**Work instruction**. Report every line from the following entries that contains the string "status".

**Record set**.
========

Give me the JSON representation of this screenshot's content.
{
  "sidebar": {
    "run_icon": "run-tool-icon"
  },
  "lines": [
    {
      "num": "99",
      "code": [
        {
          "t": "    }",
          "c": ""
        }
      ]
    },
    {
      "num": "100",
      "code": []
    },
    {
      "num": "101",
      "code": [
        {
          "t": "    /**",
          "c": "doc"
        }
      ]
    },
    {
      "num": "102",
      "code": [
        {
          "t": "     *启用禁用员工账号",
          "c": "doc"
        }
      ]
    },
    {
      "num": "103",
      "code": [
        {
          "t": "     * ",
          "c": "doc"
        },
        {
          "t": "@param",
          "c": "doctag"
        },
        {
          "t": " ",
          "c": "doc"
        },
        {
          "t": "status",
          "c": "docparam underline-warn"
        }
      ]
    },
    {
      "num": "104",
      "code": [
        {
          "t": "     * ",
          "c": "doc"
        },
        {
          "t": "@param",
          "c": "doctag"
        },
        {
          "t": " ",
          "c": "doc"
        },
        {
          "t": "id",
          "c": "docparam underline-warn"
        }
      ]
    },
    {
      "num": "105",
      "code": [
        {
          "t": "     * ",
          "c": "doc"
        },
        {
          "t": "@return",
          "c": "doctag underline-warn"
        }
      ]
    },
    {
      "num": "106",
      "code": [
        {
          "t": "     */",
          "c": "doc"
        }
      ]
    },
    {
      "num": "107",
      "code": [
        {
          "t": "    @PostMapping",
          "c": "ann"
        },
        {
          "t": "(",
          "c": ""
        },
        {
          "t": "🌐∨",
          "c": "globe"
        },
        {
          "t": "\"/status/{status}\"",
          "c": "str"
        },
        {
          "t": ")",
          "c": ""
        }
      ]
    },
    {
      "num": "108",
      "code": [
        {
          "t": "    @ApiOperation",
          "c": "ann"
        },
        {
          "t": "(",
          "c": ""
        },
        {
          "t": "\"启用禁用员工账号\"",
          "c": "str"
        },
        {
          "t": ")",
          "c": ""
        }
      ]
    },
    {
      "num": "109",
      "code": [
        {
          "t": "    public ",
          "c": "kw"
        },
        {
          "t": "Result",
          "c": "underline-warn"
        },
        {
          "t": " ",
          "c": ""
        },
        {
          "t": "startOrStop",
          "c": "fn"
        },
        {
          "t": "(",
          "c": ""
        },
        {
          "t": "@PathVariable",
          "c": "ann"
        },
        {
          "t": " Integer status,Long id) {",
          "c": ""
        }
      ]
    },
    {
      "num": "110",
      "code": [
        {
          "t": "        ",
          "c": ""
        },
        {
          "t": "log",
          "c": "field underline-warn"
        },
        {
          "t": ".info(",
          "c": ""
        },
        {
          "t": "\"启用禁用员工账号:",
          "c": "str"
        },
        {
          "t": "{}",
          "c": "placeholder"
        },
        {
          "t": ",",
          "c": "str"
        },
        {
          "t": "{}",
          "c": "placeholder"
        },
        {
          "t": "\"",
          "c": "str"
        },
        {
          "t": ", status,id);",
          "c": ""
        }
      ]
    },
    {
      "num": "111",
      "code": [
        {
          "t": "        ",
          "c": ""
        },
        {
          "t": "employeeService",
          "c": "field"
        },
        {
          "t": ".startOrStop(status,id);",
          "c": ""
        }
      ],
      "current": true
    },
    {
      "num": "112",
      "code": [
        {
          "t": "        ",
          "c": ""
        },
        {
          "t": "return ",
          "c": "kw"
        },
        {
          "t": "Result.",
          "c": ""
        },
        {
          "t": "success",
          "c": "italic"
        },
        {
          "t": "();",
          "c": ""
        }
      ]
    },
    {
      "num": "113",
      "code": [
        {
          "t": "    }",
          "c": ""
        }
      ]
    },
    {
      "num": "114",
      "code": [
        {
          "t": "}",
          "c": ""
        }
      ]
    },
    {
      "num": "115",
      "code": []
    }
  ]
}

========

**Exercise solution**.
          "t": "status",
          "t": "\"/status/{status}\"",
          "t": " Integer status,Long id) {",
          "t": ", status,id);",
          "t": ".startOrStop(status,id);",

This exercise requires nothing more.